- [Problem description]: Down to the last line of the listing, starting at the one with "What's the underlying", retype each line exactly. Do not copy the pictures.

- [Excerpted data]:

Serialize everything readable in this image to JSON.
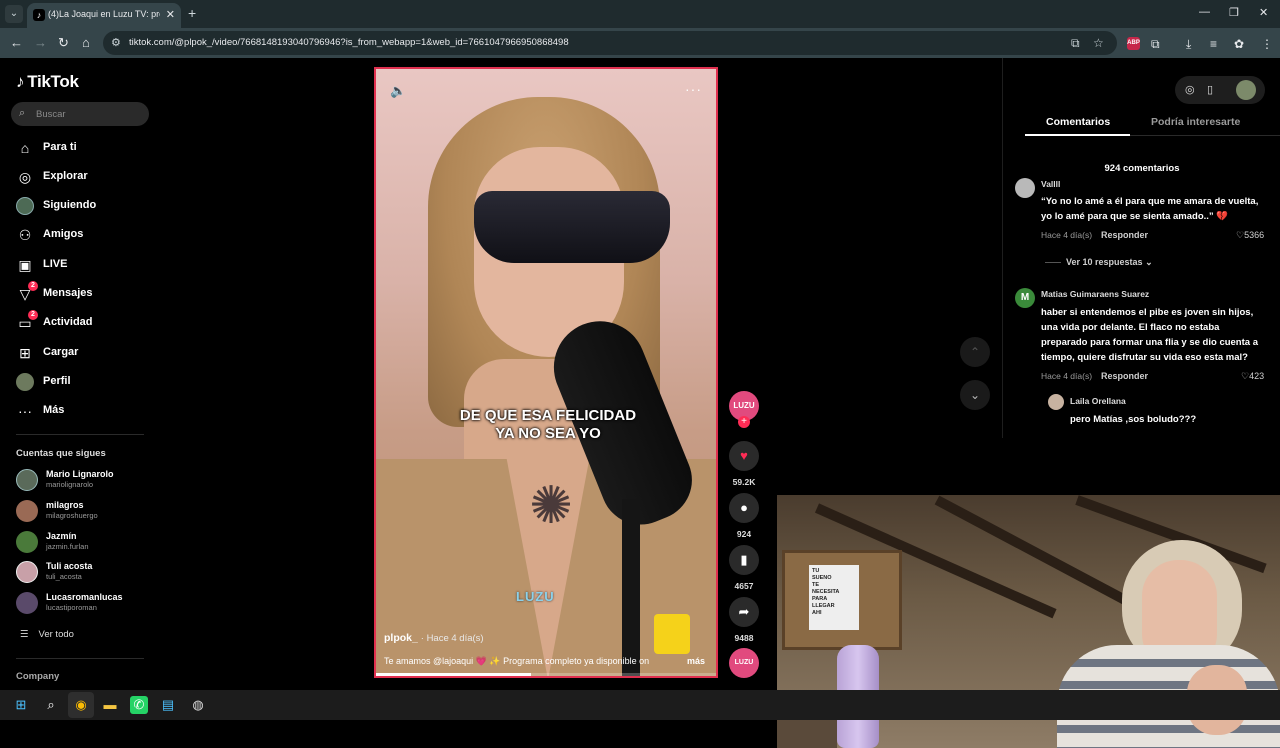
{
  "browser": {
    "tab_title": "(4)La Joaqui en Luzu TV: progra",
    "tab_favicon": "tiktok-icon",
    "url": "tiktok.com/@plpok_/video/7668148193040796946?is_from_webapp=1&web_id=7661047966950868498",
    "abp_label": "ABP"
  },
  "sidebar": {
    "logo_text": "TikTok",
    "search_placeholder": "Buscar",
    "nav": [
      {
        "label": "Para ti",
        "icon": "home-icon"
      },
      {
        "label": "Explorar",
        "icon": "compass-icon"
      },
      {
        "label": "Siguiendo",
        "icon": "following-avatar-icon"
      },
      {
        "label": "Amigos",
        "icon": "friends-icon"
      },
      {
        "label": "LIVE",
        "icon": "live-icon"
      },
      {
        "label": "Mensajes",
        "icon": "messages-icon",
        "badge": "2"
      },
      {
        "label": "Actividad",
        "icon": "activity-icon",
        "badge": "2"
      },
      {
        "label": "Cargar",
        "icon": "upload-icon"
      },
      {
        "label": "Perfil",
        "icon": "profile-avatar-icon"
      },
      {
        "label": "Más",
        "icon": "more-icon"
      }
    ],
    "following_title": "Cuentas que sigues",
    "following": [
      {
        "name": "Mario Lignarolo",
        "handle": "mariolignarolo",
        "color": "#5a6a5a"
      },
      {
        "name": "milagros",
        "handle": "milagroshuergo",
        "color": "#9a6a55"
      },
      {
        "name": "Jazmín",
        "handle": "jazmin.furlan",
        "color": "#4a7a3a"
      },
      {
        "name": "Tuli acosta",
        "handle": "tuli_acosta",
        "color": "#c8a0a8"
      },
      {
        "name": "Lucasromanlucas",
        "handle": "lucastiporoman",
        "color": "#5a4a6a"
      }
    ],
    "see_all": "Ver todo",
    "company": "Company"
  },
  "video": {
    "caption": "DE QUE ESA FELICIDAD\nYA NO SEA YO",
    "watermark": "LUZU",
    "author": "plpok_",
    "posted": "· Hace 4 día(s)",
    "description": "Te amamos @lajoaqui 💗 ✨ Programa completo ya disponible on",
    "more": "más",
    "progress": 0.45
  },
  "actions": {
    "creator_badge": "LUZU",
    "likes": "59.2K",
    "comments": "924",
    "saves": "4657",
    "shares": "9488"
  },
  "comments_panel": {
    "tabs": [
      "Comentarios",
      "Podría interesarte"
    ],
    "count": "924 comentarios",
    "comments": [
      {
        "user": "Vallll",
        "text": "“Yo no lo amé a él para que me amara de vuelta,\nyo lo amé para que se sienta amado..” 💔",
        "time": "Hace 4 día(s)",
        "reply": "Responder",
        "likes": "5366",
        "view_replies": "Ver 10 respuestas"
      },
      {
        "user": "Matias Guimaraens Suarez",
        "initial": "M",
        "text": "haber si entendemos el pibe es joven sin hijos,\nuna vida por delante. El flaco no estaba\npreparado para formar una flia y se dio cuenta a\ntiempo, quiere disfrutar su vida eso esta mal?",
        "time": "Hace 4 día(s)",
        "reply": "Responder",
        "likes": "423"
      },
      {
        "user": "Laila Orellana",
        "text": "pero Matías ,sos boludo???"
      }
    ]
  },
  "webcam": {
    "poster_text": "TU\nSUENO\nTE\nNECESITA\nPARA\nLLEGAR\nAHI"
  },
  "colors": {
    "accent": "#fe2c55",
    "chrome_bg": "#1f2b2e",
    "chrome_bar": "#35454a",
    "matias_avatar": "#3a8a3a"
  }
}
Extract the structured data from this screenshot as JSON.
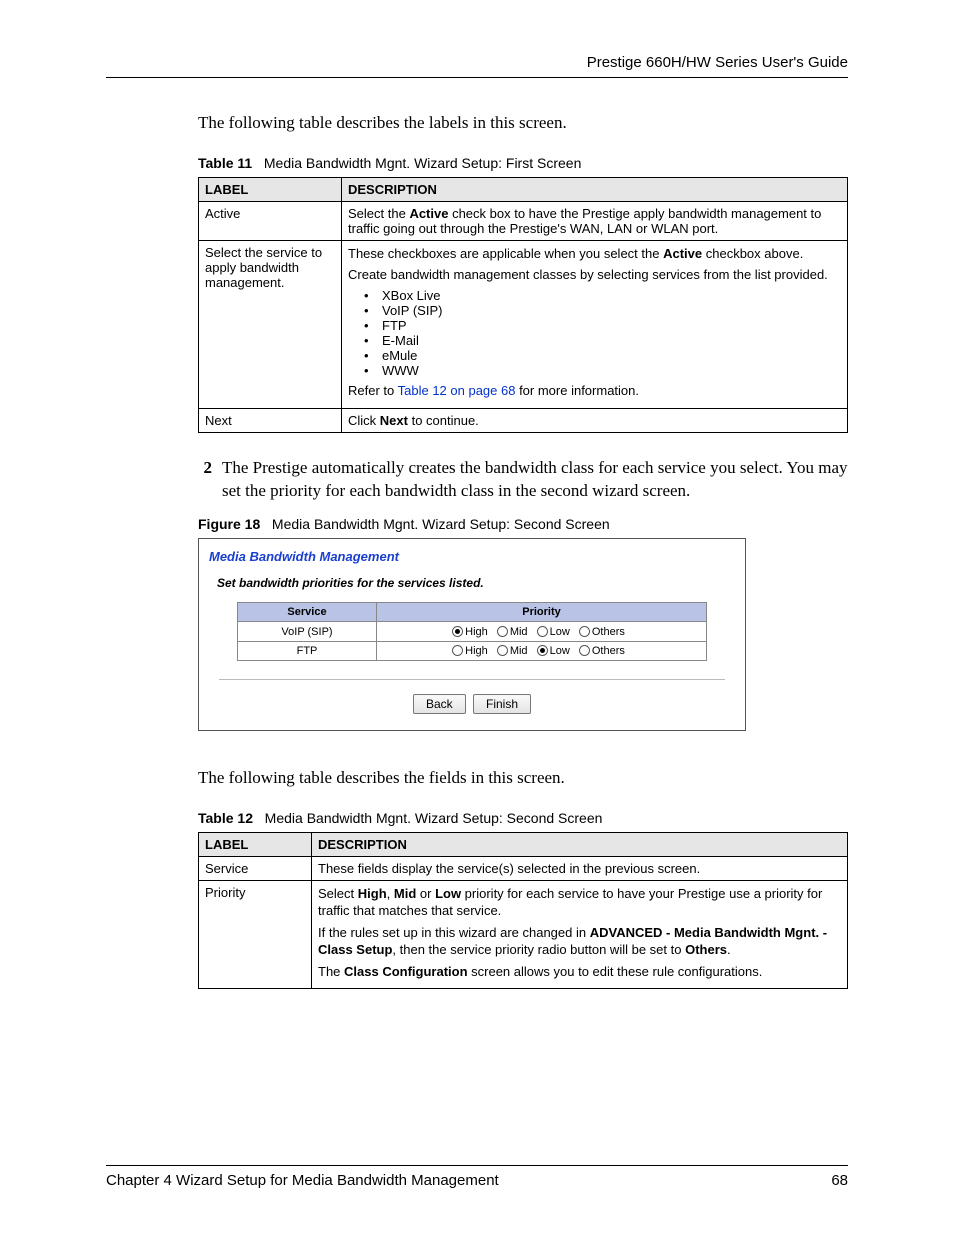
{
  "header": {
    "running": "Prestige 660H/HW Series User's Guide"
  },
  "intro1": "The following table describes the labels in this screen.",
  "table11": {
    "caption_bold": "Table 11",
    "caption_rest": "Media Bandwidth Mgnt. Wizard Setup: First Screen",
    "head_label": "LABEL",
    "head_desc": "DESCRIPTION",
    "rows": {
      "active": {
        "label": "Active",
        "desc_before": "Select the ",
        "desc_bold": "Active",
        "desc_after": " check box to have the Prestige apply bandwidth management to traffic going out through the Prestige's WAN, LAN or WLAN port."
      },
      "select": {
        "label": "Select the service to apply bandwidth management.",
        "p1_before": "These checkboxes are applicable when you select the ",
        "p1_bold": "Active",
        "p1_after": " checkbox above.",
        "p2": "Create bandwidth management classes by selecting services from the list provided.",
        "items": [
          "XBox Live",
          "VoIP (SIP)",
          "FTP",
          "E-Mail",
          "eMule",
          "WWW"
        ],
        "ref_before": "Refer to ",
        "ref_link": "Table 12 on page 68",
        "ref_after": " for more information."
      },
      "next": {
        "label": "Next",
        "before": "Click ",
        "bold": "Next",
        "after": " to continue."
      }
    }
  },
  "step2": {
    "num": "2",
    "text": "The Prestige automatically creates the bandwidth class for each service you select. You may set the priority for each bandwidth class in the second wizard screen."
  },
  "figure18": {
    "caption_bold": "Figure 18",
    "caption_rest": "Media Bandwidth Mgnt. Wizard Setup: Second Screen",
    "title": "Media Bandwidth Management",
    "sub": "Set bandwidth priorities for the services listed.",
    "head_service": "Service",
    "head_priority": "Priority",
    "opts": [
      "High",
      "Mid",
      "Low",
      "Others"
    ],
    "rows": [
      {
        "service": "VoIP (SIP)",
        "selected": "High"
      },
      {
        "service": "FTP",
        "selected": "Low"
      }
    ],
    "btn_back": "Back",
    "btn_finish": "Finish"
  },
  "intro2": "The following table describes the fields in this screen.",
  "table12": {
    "caption_bold": "Table 12",
    "caption_rest": "Media Bandwidth Mgnt. Wizard Setup: Second Screen",
    "head_label": "LABEL",
    "head_desc": "DESCRIPTION",
    "rows": {
      "service": {
        "label": "Service",
        "desc": "These fields display the service(s) selected in the previous screen."
      },
      "priority": {
        "label": "Priority",
        "p1_a": "Select ",
        "p1_b1": "High",
        "p1_c": ", ",
        "p1_b2": "Mid",
        "p1_d": " or ",
        "p1_b3": "Low",
        "p1_e": " priority for each service to have your Prestige use a priority for traffic that matches that service.",
        "p2_a": "If the rules set up in this wizard are changed in ",
        "p2_b1": "ADVANCED - Media Bandwidth Mgnt. - Class Setup",
        "p2_c": ", then the service priority radio button will be set to ",
        "p2_b2": "Others",
        "p2_d": ".",
        "p3_a": "The ",
        "p3_b": "Class Configuration",
        "p3_c": " screen allows you to edit these rule configurations."
      }
    }
  },
  "footer": {
    "chapter": "Chapter 4 Wizard Setup for Media Bandwidth Management",
    "page": "68"
  }
}
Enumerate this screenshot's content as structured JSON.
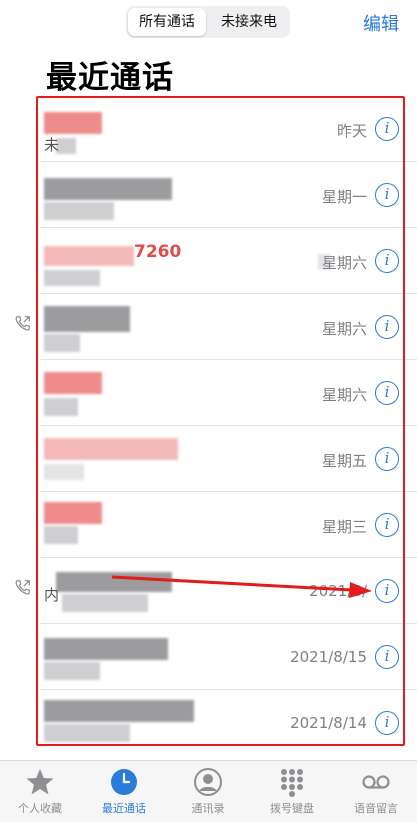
{
  "header": {
    "segment_all": "所有通话",
    "segment_missed": "未接来电",
    "edit_label": "编辑",
    "title": "最近通话"
  },
  "calls": [
    {
      "time": "昨天",
      "partial": "未",
      "name_color": "red"
    },
    {
      "time": "星期一",
      "partial": "",
      "name_color": "gray"
    },
    {
      "time": "星期六",
      "partial": "7260",
      "name_color": "red"
    },
    {
      "time": "星期六",
      "partial": "",
      "name_color": "gray",
      "outgoing_icon": true
    },
    {
      "time": "星期六",
      "partial": "",
      "name_color": "red"
    },
    {
      "time": "星期五",
      "partial": "",
      "name_color": "red"
    },
    {
      "time": "星期三",
      "partial": "",
      "name_color": "red"
    },
    {
      "time": "2021/8/",
      "partial": "内",
      "name_color": "gray",
      "outgoing_icon": true
    },
    {
      "time": "2021/8/15",
      "partial": "",
      "name_color": "gray"
    },
    {
      "time": "2021/8/14",
      "partial": "",
      "name_color": "gray"
    }
  ],
  "tabbar": [
    {
      "label": "个人收藏",
      "icon": "star-icon"
    },
    {
      "label": "最近通话",
      "icon": "clock-icon",
      "active": true
    },
    {
      "label": "通讯录",
      "icon": "contact-icon"
    },
    {
      "label": "拨号键盘",
      "icon": "keypad-icon"
    },
    {
      "label": "语音留言",
      "icon": "voicemail-icon"
    }
  ],
  "colors": {
    "accent": "#2b7bd8",
    "annotation_red": "#e21b1b",
    "missed_red": "#e24b4b"
  }
}
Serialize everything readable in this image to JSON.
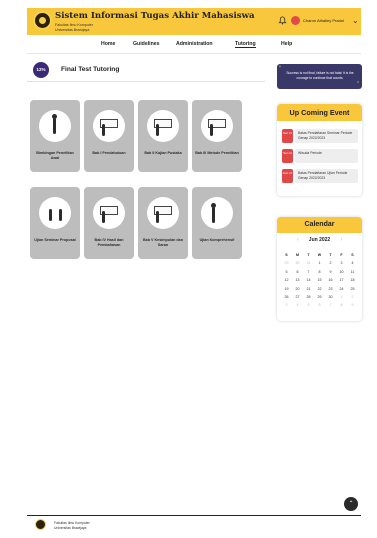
{
  "header": {
    "title": "Sistem Informasi Tugas Akhir Mahasiswa",
    "subtitle_line1": "Fakultas Ilmu Komputer",
    "subtitle_line2": "Universitas Brawijaya",
    "user_name": "Charon Athalley Pradol",
    "bell_icon": "bell-icon",
    "avatar_color": "#e24a4a",
    "accent": "#f9c73c"
  },
  "nav": {
    "items": [
      "Home",
      "Guidelines",
      "Administration",
      "Tutoring",
      "Help"
    ],
    "active": "Tutoring"
  },
  "course": {
    "progress": "12%",
    "title": "Final Test Tutoring"
  },
  "tiles": [
    {
      "label": "Bimbingan Penelitian Awal"
    },
    {
      "label": "Bab I Pendahuluan"
    },
    {
      "label": "Bab II Kajian Pustaka"
    },
    {
      "label": "Bab III Metode Penelitian"
    },
    {
      "label": "Ujian Seminar Proposal"
    },
    {
      "label": "Bab IV Hasil dan Pembahasan"
    },
    {
      "label": "Bab V Kesimpulan dan Saran"
    },
    {
      "label": "Ujian Komprehensif"
    }
  ],
  "quote": {
    "text": "Success is not final, failure is not fatal: it is the courage to continue that counts."
  },
  "events": {
    "title": "Up Coming Event",
    "items": [
      {
        "date": "Sen 11",
        "text": "Batas Pendaftaran Seminar Periode Genap 2022/2023"
      },
      {
        "date": "Sel 14",
        "text": "Wisuda Periode"
      },
      {
        "date": "Jum 17",
        "text": "Batas Pendaftaran Ujian Periode Genap 2022/2023"
      }
    ]
  },
  "calendar": {
    "title": "Calendar",
    "month": "Jun 2022",
    "days": [
      "S",
      "M",
      "T",
      "W",
      "T",
      "F",
      "S"
    ],
    "weeks": [
      [
        "29",
        "30",
        "31",
        "1",
        "2",
        "3",
        "4"
      ],
      [
        "5",
        "6",
        "7",
        "8",
        "9",
        "10",
        "11"
      ],
      [
        "12",
        "13",
        "14",
        "15",
        "16",
        "17",
        "18"
      ],
      [
        "19",
        "20",
        "21",
        "22",
        "23",
        "24",
        "25"
      ],
      [
        "26",
        "27",
        "28",
        "29",
        "30",
        "1",
        "2"
      ],
      [
        "3",
        "4",
        "5",
        "6",
        "7",
        "8",
        "9"
      ]
    ]
  },
  "footer": {
    "line1": "Fakultas Ilmu Komputer",
    "line2": "Universitas Brawijaya"
  }
}
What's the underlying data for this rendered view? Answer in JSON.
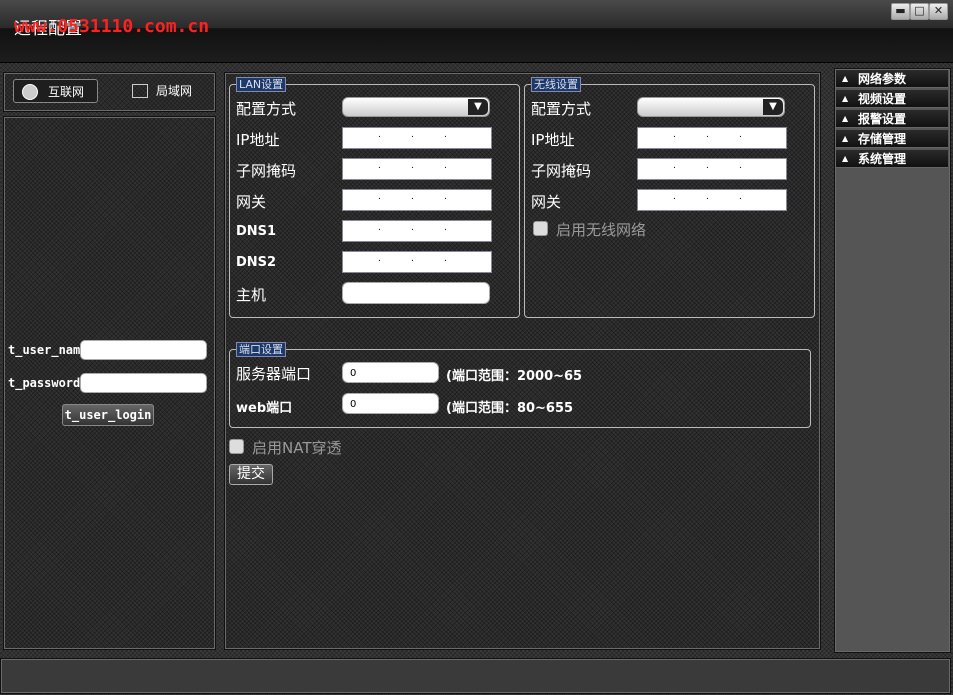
{
  "window": {
    "title": "远程配置",
    "watermark": "www.0531110.com.cn",
    "buttons": {
      "minimize": "▬",
      "maximize": "□",
      "close": "✕"
    }
  },
  "left": {
    "tabs": [
      {
        "label": "互联网"
      },
      {
        "label": "局域网"
      }
    ],
    "login": {
      "username_label": "t_user_name",
      "password_label": "t_password",
      "login_button": "t_user_login"
    }
  },
  "lan": {
    "legend": "LAN设置",
    "fields": {
      "mode": "配置方式",
      "ip": "IP地址",
      "mask": "子网掩码",
      "gateway": "网关",
      "dns1": "DNS1",
      "dns2": "DNS2",
      "host": "主机"
    }
  },
  "wireless": {
    "legend": "无线设置",
    "fields": {
      "mode": "配置方式",
      "ip": "IP地址",
      "mask": "子网掩码",
      "gateway": "网关"
    },
    "enable_label": "启用无线网络"
  },
  "ports": {
    "legend": "端口设置",
    "server_port_label": "服务器端口",
    "server_port_value": "0",
    "server_port_range": "(端口范围：2000~65",
    "web_port_label": "web端口",
    "web_port_value": "0",
    "web_port_range": "(端口范围：80~655"
  },
  "nat_label": "启用NAT穿透",
  "submit_label": "提交",
  "ip_dot": ".",
  "select_arrow": "▼",
  "menu": [
    {
      "label": "网络参数"
    },
    {
      "label": "视频设置"
    },
    {
      "label": "报警设置"
    },
    {
      "label": "存储管理"
    },
    {
      "label": "系统管理"
    }
  ],
  "menu_marker": "▲"
}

- [Exercise solution]:
What's the underlying data for this rendered view? Answer in JSON.
{
  "window": {
    "title": "远程配置",
    "watermark": "www.0531110.com.cn",
    "buttons": {
      "minimize": "▬",
      "maximize": "□",
      "close": "✕"
    }
  },
  "left": {
    "tabs": [
      {
        "label": "互联网"
      },
      {
        "label": "局域网"
      }
    ],
    "login": {
      "username_label": "t_user_name",
      "password_label": "t_password",
      "login_button": "t_user_login"
    }
  },
  "lan": {
    "legend": "LAN设置",
    "fields": {
      "mode": "配置方式",
      "ip": "IP地址",
      "mask": "子网掩码",
      "gateway": "网关",
      "dns1": "DNS1",
      "dns2": "DNS2",
      "host": "主机"
    }
  },
  "wireless": {
    "legend": "无线设置",
    "fields": {
      "mode": "配置方式",
      "ip": "IP地址",
      "mask": "子网掩码",
      "gateway": "网关"
    },
    "enable_label": "启用无线网络"
  },
  "ports": {
    "legend": "端口设置",
    "server_port_label": "服务器端口",
    "server_port_value": "0",
    "server_port_range": "(端口范围：2000~65",
    "web_port_label": "web端口",
    "web_port_value": "0",
    "web_port_range": "(端口范围：80~655"
  },
  "nat_label": "启用NAT穿透",
  "submit_label": "提交",
  "ip_dot": ".",
  "select_arrow": "▼",
  "menu": [
    {
      "label": "网络参数"
    },
    {
      "label": "视频设置"
    },
    {
      "label": "报警设置"
    },
    {
      "label": "存储管理"
    },
    {
      "label": "系统管理"
    }
  ],
  "menu_marker": "▲"
}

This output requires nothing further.